Latest AFL-CIO Membership Report Shows Union Membership Flat

Trends can be important.  Notwithstanding powerful political support for organized labor from the Obama Administration, the recent trend of American workers to not join unions is continuing.

Every two years, the American Federation of Labor-Congress of Industrial Organizations, known as “AFL-CIO”, discloses the numbers of dues-paying members of its constituent national and international affiliates in the United States.  The table below contains the just-released data from 2012-13 and includes some interesting historical data (expressed in thousands).

 PERIOD  MEMBERSHIP  PERIOD  MEMBERSHIP
 1955  12,622  1980-81  13,602
 1956-57  13,020  1982-83  13,758
 1958-59  12,779  1984-85  13,109
 1960-61  12,553  1986-87  12,702
 1962-63  12,496  1988-89  13,556
 1964-65  12,919  1990-91  13,933
 1966-67  13,781  1992-93  13,299
 1968-69  13,005  1994-95  13,007
 1970-71  13,177  1996-97  12,905
 1972-73  13,407  1998-99  12,952
 1974-75  14,070  2000-01  13,164
 1976-77  13,542  2004-05  12,976
 1978-79  13,621  2008-09  8,374
 2012-13  8,429

Overall, union membership in the United States over the past two years was fairly flat.  The relatively small overall membership increase between 2012 and 2013 was due in part to the return of some unions that had disaffiliated from the AFL-CIO.  Several large unions suffered significant decreases in membership, notably the Communication Workers, the Electrical Workers and the UAW.  Significant membership increases were reported, however, for the American Federation of Government Employees and UNITE HERE.

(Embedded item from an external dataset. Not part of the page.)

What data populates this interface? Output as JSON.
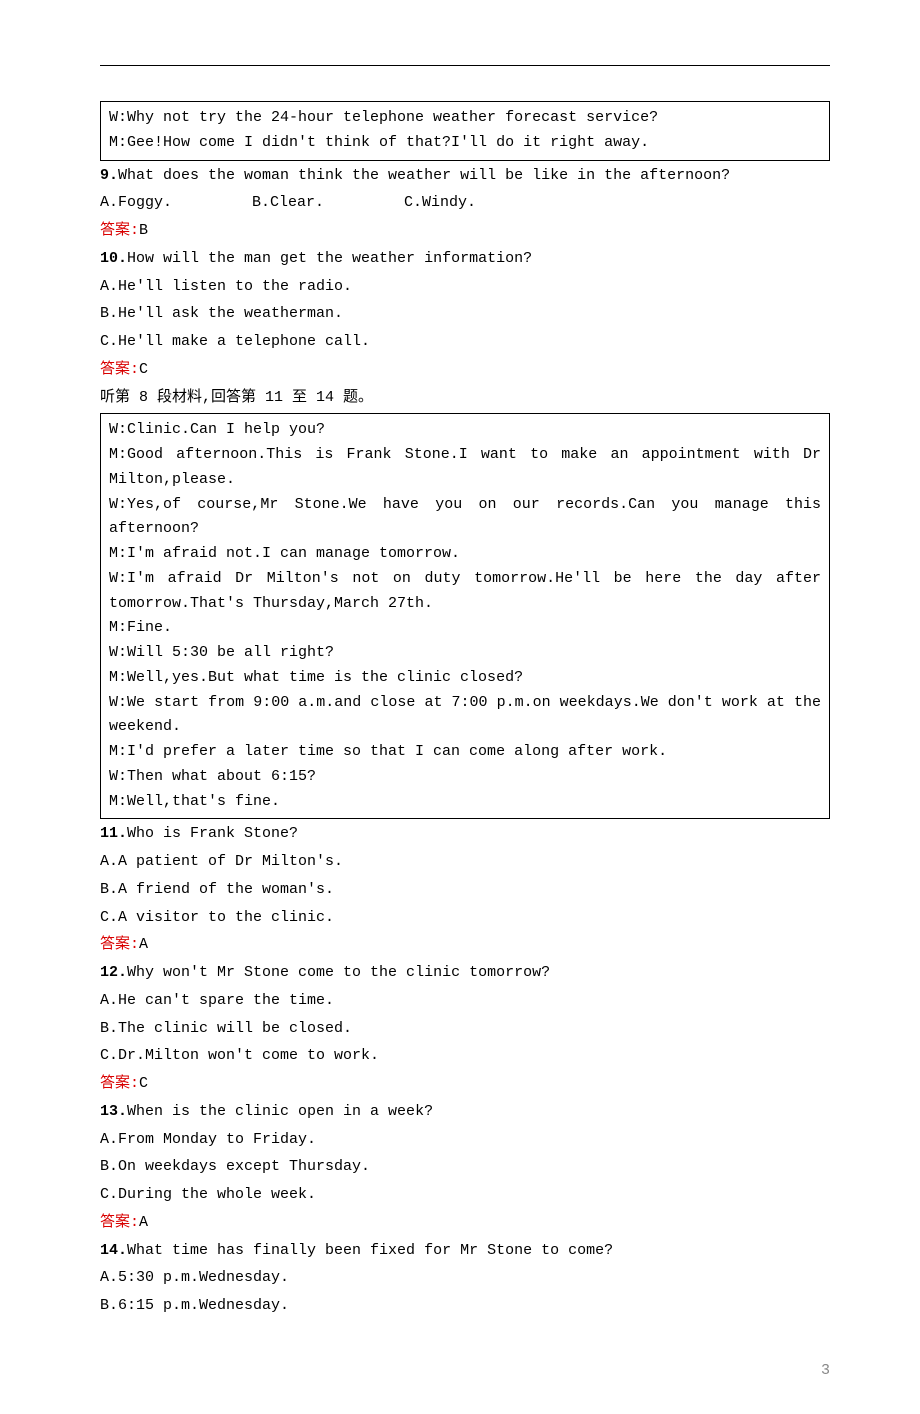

If you have any questions relating to labor unions or other labor relations, please contact the author of this article or another member of Butler Snow’s Labor and Employment Group.